Share your thoughts on preventative health care during pregnancy and your comments and questions below!

Additional Resources

Microbiota/Microbiome and Pregnancy/Birth/Breastfeeding

https://www.ncbi.nlm.nih.gov/pmc/articles/PMC4943946/

https://www.ncbi.nlm.nih.gov/pmc/articles/PMC4464665/

https://www.amazon.com/Your-Babys-Microbiome-Critical-Breastfeeding/dp/1603586954

https://www.amazon.com/Microbiome-Effect-Affects-Future-Health/dp/178066270X/ref=sr_1_2?s=books&ie=UTF8&qid=1490123008&sr=1-2

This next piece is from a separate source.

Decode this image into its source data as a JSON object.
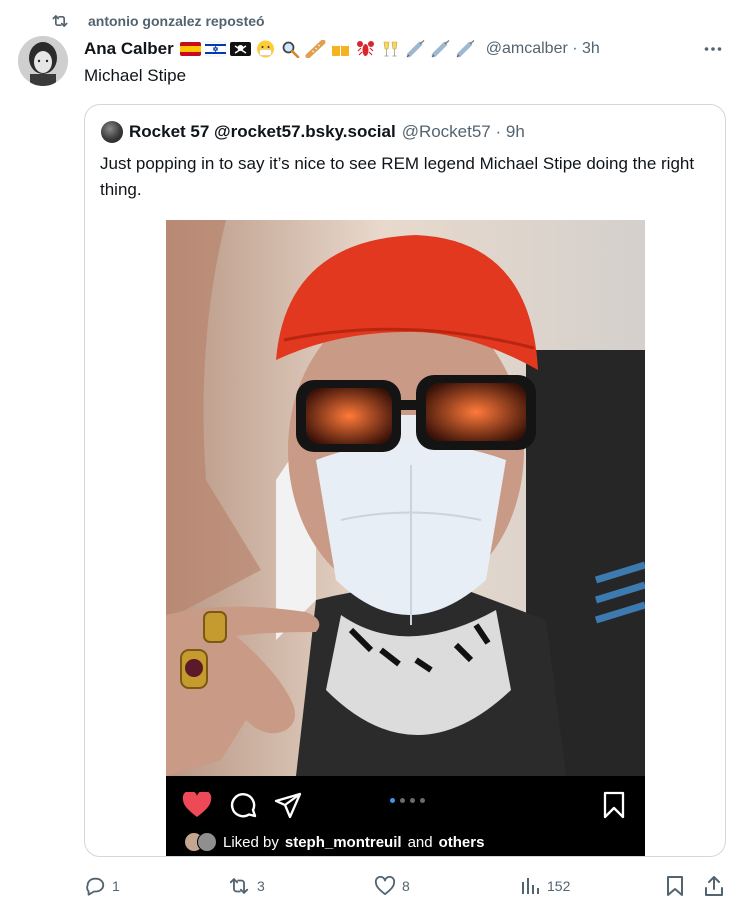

Preterm Birth

http://www.marchofdimes.org/complications/premature-babies.aspx

Group B Strep Disease

https://www.groupbstrepinternational.org/

GBS Infographics

Read the Short-winded blog post

Read the full article

Read The Notes

microbiome changes of pregnancy

PMC full text:Front Microbiol. 2016; 7: 1031. Published online 2016 Jul 14. doi:  10.3389/ fmicb.2016.01031

microbiome changes at birth and feeding

PMC full text:Front Microbiol. 2016; 7: 1031. Published online 2016 Jul 14. doi:  10.3389/ fmicb.2016.01031